(approx prices based on a 2012 Focus ST 2.0-litre) An exchange starter motor retails at around £225 while a windscreen will set you back around £320. Expect to pay £400 for an exchange alternator while front brake pads cost £125. An entire headlamp pod will relieve you of £400.
On the Road
The headline figure is that peak power has been raised from the old ST's 222bhp figure to a rather beefier 247bhp. You'll probably expect the torque from a 2.0-litre turbo four to be inferior to that of a 2.5-litre turbo five but where the old car made 320Nm, the EcoBoost engine can muster 360Nm. Less weight, more power and better aerodynamics inevitably translate into better performance and the 2012-era ST will launch to 62mph in 6.5 seconds. What's perhaps more interesting than the raw figures is the work that's gone into making this four-cylinder engine sound just as exciting as the old five pot lump.
A significant part of this process is the reworking of the sound symposer - an amplifier that pipes engine sounds into the cabin - first found on the previous 2.5-litre Focus ST and subsequently employed to devastating effect on the previous generation European Focus RS models. The exhaust system, with centre exit tailpipes, has been tuned to deliver a racy tone when you're pressing on but reverts back to an unobtrusive burble at cruising revs. A six-speed manual gearbox is the only transmission choice.
The Focus ST's Electronic Power Assisted Steering is mated to a Torque Steer Compensation (TSC) system - which will come as a relief to anybody whose last memory of a fast Focus was an early RS. More aggressive tuning of the TSC allows Focus ST drivers to accelerate at full throttle and yet still find grip on roads with uneven surfaces or uneven levels of grip. Further enhancements have also been made to the Focus ST's Electronic Stability Programme (ESP), with emphasis put on driver enjoyment. Drivers will have three modes of ESP to choose from. These can be selected according to weather and road conditions or simply to match the driver's desire for help from additional driving aids. And yes, you can switch it all the way off.

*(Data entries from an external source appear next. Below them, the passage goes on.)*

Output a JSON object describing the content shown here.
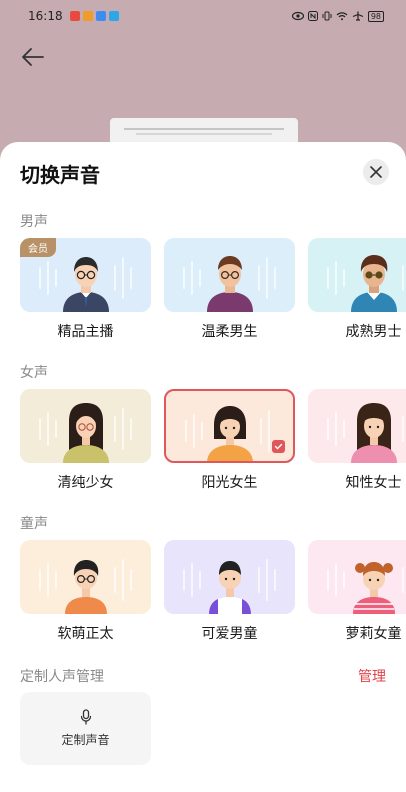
{
  "status_bar": {
    "time": "16:18",
    "battery": "98"
  },
  "sheet": {
    "title": "切换声音",
    "sections": [
      {
        "label": "男声",
        "voices": [
          {
            "name": "精品主播",
            "badge": "会员",
            "bg": "#dcecfa",
            "selected": false
          },
          {
            "name": "温柔男生",
            "bg": "#dbeefa",
            "selected": false
          },
          {
            "name": "成熟男士",
            "bg": "#d6f2f4",
            "selected": false
          }
        ]
      },
      {
        "label": "女声",
        "voices": [
          {
            "name": "清纯少女",
            "bg": "#f3ecd9",
            "selected": false
          },
          {
            "name": "阳光女生",
            "bg": "#fde8dc",
            "selected": true
          },
          {
            "name": "知性女士",
            "bg": "#fde8ec",
            "selected": false
          }
        ]
      },
      {
        "label": "童声",
        "voices": [
          {
            "name": "软萌正太",
            "bg": "#fdeedc",
            "selected": false
          },
          {
            "name": "可爱男童",
            "bg": "#e7e4fb",
            "selected": false
          },
          {
            "name": "萝莉女童",
            "bg": "#fde8f2",
            "selected": false
          }
        ]
      }
    ],
    "custom": {
      "label": "定制人声管理",
      "manage": "管理",
      "button_label": "定制声音"
    }
  },
  "colors": {
    "accent": "#e0434a",
    "backdrop": "#c6abb0"
  }
}
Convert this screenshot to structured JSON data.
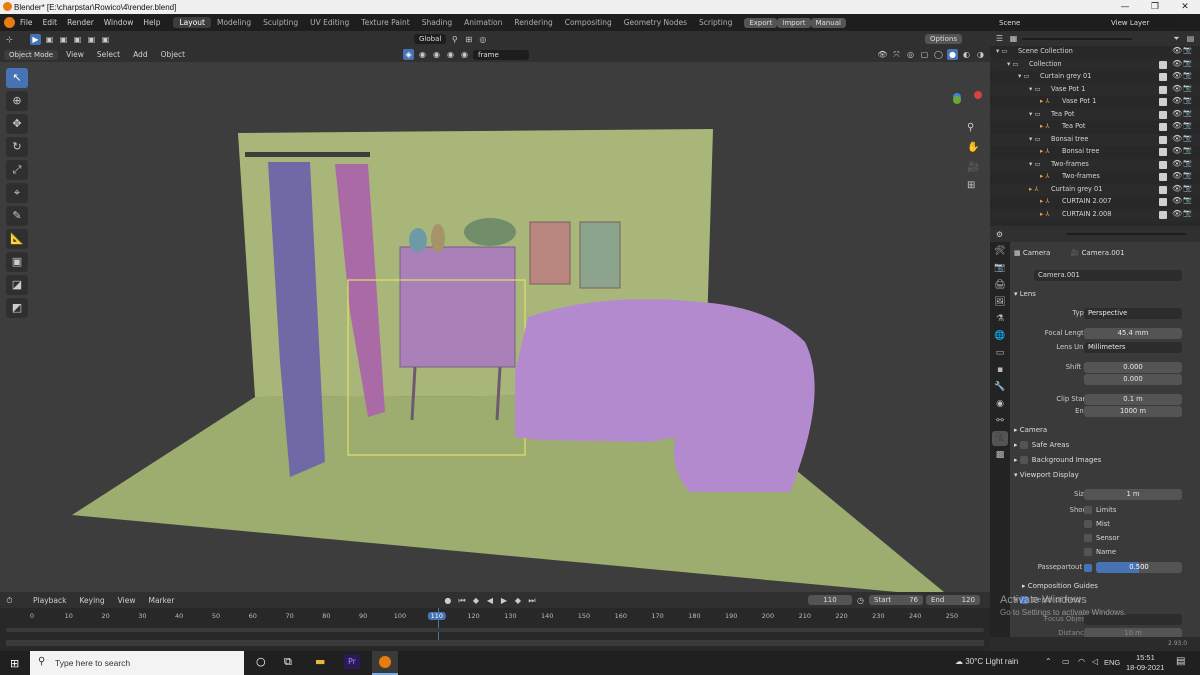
{
  "window": {
    "title": "Blender* [E:\\charpstar\\Rowico\\4\\render.blend]",
    "minimize": "—",
    "maximize": "❐",
    "close": "✕"
  },
  "menu": {
    "items": [
      "File",
      "Edit",
      "Render",
      "Window",
      "Help"
    ],
    "workspaces": [
      "Layout",
      "Modeling",
      "Sculpting",
      "UV Editing",
      "Texture Paint",
      "Shading",
      "Animation",
      "Rendering",
      "Compositing",
      "Geometry Nodes",
      "Scripting"
    ],
    "active_workspace": "Layout",
    "export": "Export",
    "import": "Import",
    "manual": "Manual",
    "scene": "Scene",
    "view_layer": "View Layer"
  },
  "viewport_header": {
    "mode": "Object Mode",
    "menus": [
      "View",
      "Select",
      "Add",
      "Object"
    ],
    "orientation": "Global",
    "search_value": "frame",
    "options": "Options"
  },
  "outliner": {
    "search_placeholder": "",
    "rows": [
      {
        "name": "Scene Collection",
        "indent": 0,
        "kind": "scene"
      },
      {
        "name": "Collection",
        "indent": 1,
        "kind": "collection"
      },
      {
        "name": "Curtain grey 01",
        "indent": 2,
        "kind": "collection"
      },
      {
        "name": "Vase Pot 1",
        "indent": 3,
        "kind": "collection"
      },
      {
        "name": "Vase Pot 1",
        "indent": 4,
        "kind": "object"
      },
      {
        "name": "Tea Pot",
        "indent": 3,
        "kind": "collection"
      },
      {
        "name": "Tea Pot",
        "indent": 4,
        "kind": "object"
      },
      {
        "name": "Bonsai tree",
        "indent": 3,
        "kind": "collection"
      },
      {
        "name": "Bonsai tree",
        "indent": 4,
        "kind": "object"
      },
      {
        "name": "Two-frames",
        "indent": 3,
        "kind": "collection"
      },
      {
        "name": "Two-frames",
        "indent": 4,
        "kind": "object"
      },
      {
        "name": "Curtain grey 01",
        "indent": 3,
        "kind": "object"
      },
      {
        "name": "CURTAIN 2.007",
        "indent": 4,
        "kind": "object"
      },
      {
        "name": "CURTAIN 2.008",
        "indent": 4,
        "kind": "object"
      }
    ]
  },
  "properties": {
    "breadcrumb_obj": "Camera",
    "breadcrumb_data": "Camera.001",
    "datablock": "Camera.001",
    "lens_section": "Lens",
    "type_label": "Type",
    "type_value": "Perspective",
    "focal_label": "Focal Length",
    "focal_value": "45.4 mm",
    "lens_unit_label": "Lens Unit",
    "lens_unit_value": "Millimeters",
    "shift_x_label": "Shift X",
    "shift_x_value": "0.000",
    "shift_y_label": "Y",
    "shift_y_value": "0.000",
    "clip_start_label": "Clip Start",
    "clip_start_value": "0.1 m",
    "clip_end_label": "End",
    "clip_end_value": "1000 m",
    "camera_section": "Camera",
    "safe_areas": "Safe Areas",
    "bg_images": "Background Images",
    "viewport_display": "Viewport Display",
    "size_label": "Size",
    "size_value": "1 m",
    "show_label": "Show",
    "limits": "Limits",
    "mist": "Mist",
    "sensor": "Sensor",
    "name": "Name",
    "passepartout_label": "Passepartout",
    "passepartout_value": "0.500",
    "passepartout_level": 0.5,
    "composition_guides": "Composition Guides",
    "depth_of_field": "Depth of Field",
    "focus_object": "Focus Object",
    "distance": "Distance",
    "distance_value": "10 m"
  },
  "watermark": {
    "line1": "Activate Windows",
    "line2": "Go to Settings to activate Windows."
  },
  "timeline": {
    "menus": [
      "Playback",
      "Keying",
      "View",
      "Marker"
    ],
    "current_frame": "110",
    "start_label": "Start",
    "start_value": "76",
    "end_label": "End",
    "end_value": "120",
    "ticks": [
      "0",
      "10",
      "20",
      "30",
      "40",
      "50",
      "60",
      "70",
      "80",
      "90",
      "100",
      "110",
      "120",
      "130",
      "140",
      "150",
      "160",
      "170",
      "180",
      "190",
      "200",
      "210",
      "220",
      "230",
      "240",
      "250"
    ],
    "version": "2.93.0"
  },
  "taskbar": {
    "search_placeholder": "Type here to search",
    "weather": "30°C  Light rain",
    "lang": "ENG",
    "time": "15:51",
    "date": "18-09-2021"
  }
}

The Mountune kit is well worth looking out for, increasing power from 250 to 275PS and torque from 360Nm to 400Nm. That's due to a bigger intercooler, an alloy air inlet duct, an uprated K&N air filter and an ECU remap. It cost around £1,200 new and offered plenty of extra low-end response, helping to trim the sprint to 62mph down to an even six seconds.
The Ford Focus ST is a class act and still feels fresh and perky. There's little to choose between the cars on offer but the Mountune models are well worth tracking down, offering even more power. Those willing to throw money at a Mountune upgrade are usually willing to invest in their car's oil, tyres and general upkeep. Avoid examples that have had too much in the way of non-factory customisation and check carefully for crash damage or evidence of misaligned tyre wear. The engine and transmissions are tough units, making the ST is one of the better hot hatches to buy used.
Ford Focus ST (2012 - 2014) review by Andy Enright